“The Liberation Army is clearly training to completely block the island of Taiwan,” another popular hashtag said.


What is it like to travel through Taiwan

What’s it like to visit Taiwan? Here is a tempting excerpt from Sally Howard.

I ate gnocchi as light as a feather in the atmospheric night markets; I took a look at the golden Buddhist temples which were dense with the aroma of sandalwood incense; I enjoyed oolong ceremonies in 16th century tea houses where I could almost hear the hustle and bustle of Ming dynasty merchants; and walked through the incredibly sublime Taiwanese interior. Here, marble gorges plunge into blue-green rivers, and the cracks in the earth’s crust bubbling with the waters that feed Taiwan’s 130 hot springs (ideal for soothing hikers’ muscles once you get hold of spa label).

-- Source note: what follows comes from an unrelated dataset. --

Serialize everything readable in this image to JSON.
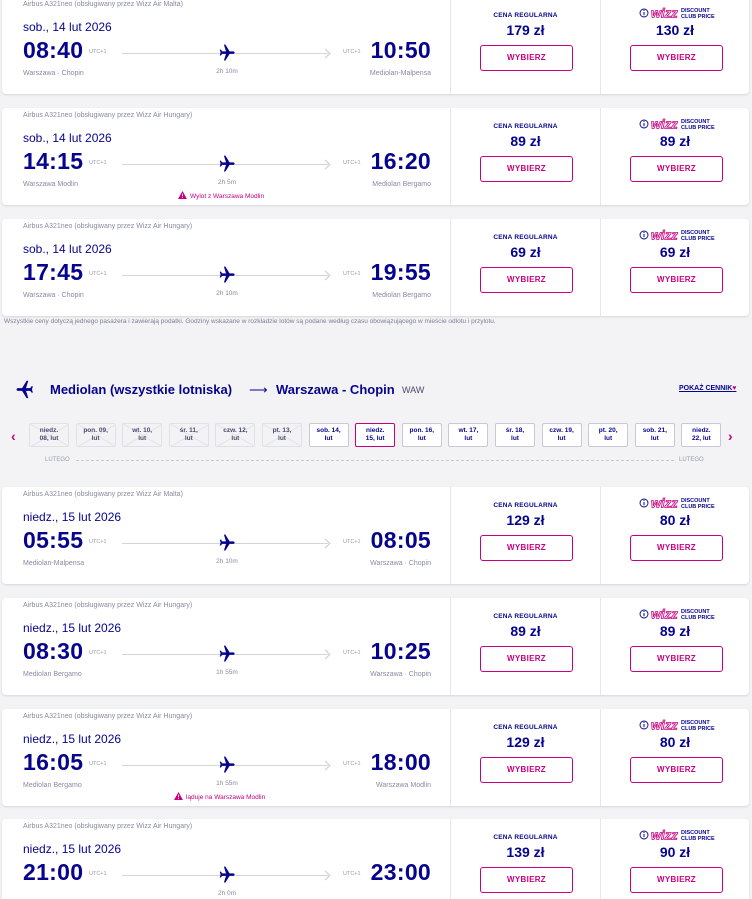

Sounds good enough to us!

Check out his full account.


Pelosi suggests that Chinese criticisms of the Taiwan trip are sexist

Nancy Pelosi has suggested that China’s furious response to her trip to Taiwan may be sexist.

In a joint press conference with Taiwanese President Tsai Ing-wen on Wednesday, Pelosi noted that recent visits by senior US male lawmakers have not provoked the bluster and threats seen in recent days.

“I think they made a big fuss because I’m the speaker, I guess,” he said. “I don’t know if it was a reason or an excuse, because they didn’t say anything when the men arrived.”

Beijing warned that the United States was “playing with fire” and launched live-fire drills as Ms. Pelosi landed in Taiwan on Tuesday evening, describing the House Speaker’s visit as an affront to its ambitions to “reunite” with Taiwan.

Bevan Hurley is following this story for The independent.


How Pelosi’s visit to Taiwan affected the financial markets

London markets closed with strong gains on Wednesday as tensions between the US and China eased briefly, allowing traders to focus on positive equity upgrades.

Concerns about China’s reaction to Nancy Pelosi’s trip to Taiwan eased when the Speaker of the U.S. House of Representatives left for South Korea on Wednesday.

The FTSE 100 ended the day up 36.57 points, or 0.49%, at 7,445.68.

Chris Beauchamp, IG’s chief market analyst, said, “The unstable early August was partly reversed today, with the FTSE 100 and other indices making progress as some of the fears about the Taiwan crisis begin to ease.

Henry Saker Clark has the story for The independent.